**RECORDS FOR THE EXERCISE**
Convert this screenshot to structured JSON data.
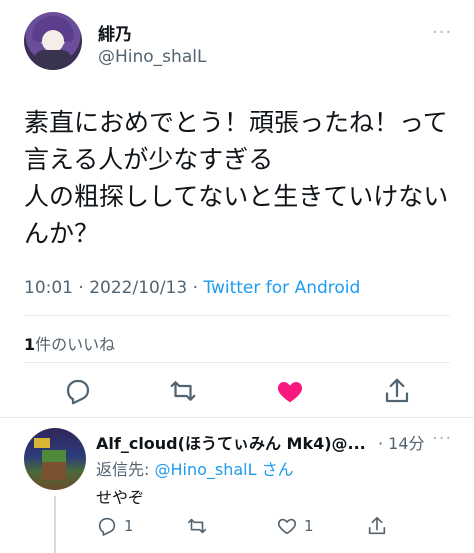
{
  "tweet": {
    "display_name": "緋乃",
    "handle": "@Hino_shalL",
    "text": "素直におめでとう！頑張ったね！って\n言える人が少なすぎる\n人の粗探ししてないと生きていけない\nんか？",
    "time": "10:01 · 2022/10/13 · ",
    "source": "Twitter for Android",
    "likes_count": "1",
    "likes_label": "件のいいね",
    "more": "···"
  },
  "reply": {
    "display_name": "Alf_cloud(ほうてぃみん Mk4)@...",
    "time": "· 14分",
    "replying_prefix": "返信先: ",
    "replying_mention": "@Hino_shalL",
    "replying_suffix": " さん",
    "text": "せやぞ",
    "reply_count": "1",
    "like_count": "1",
    "more": "···"
  },
  "colors": {
    "link": "#1d9bf0",
    "like": "#f91880",
    "secondary_text": "#536471",
    "icon": "#536471"
  },
  "icons": [
    "reply-icon",
    "retweet-icon",
    "heart-icon",
    "share-icon"
  ]
}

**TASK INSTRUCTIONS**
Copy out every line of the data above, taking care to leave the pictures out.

**FINAL ANSWER**
Convert this screenshot to structured JSON data.
{
  "tweet": {
    "display_name": "緋乃",
    "handle": "@Hino_shalL",
    "text": "素直におめでとう！頑張ったね！って\n言える人が少なすぎる\n人の粗探ししてないと生きていけない\nんか？",
    "time": "10:01 · 2022/10/13 · ",
    "source": "Twitter for Android",
    "likes_count": "1",
    "likes_label": "件のいいね",
    "more": "···"
  },
  "reply": {
    "display_name": "Alf_cloud(ほうてぃみん Mk4)@...",
    "time": "· 14分",
    "replying_prefix": "返信先: ",
    "replying_mention": "@Hino_shalL",
    "replying_suffix": " さん",
    "text": "せやぞ",
    "reply_count": "1",
    "like_count": "1",
    "more": "···"
  },
  "colors": {
    "link": "#1d9bf0",
    "like": "#f91880",
    "secondary_text": "#536471",
    "icon": "#536471"
  },
  "icons": [
    "reply-icon",
    "retweet-icon",
    "heart-icon",
    "share-icon"
  ]
}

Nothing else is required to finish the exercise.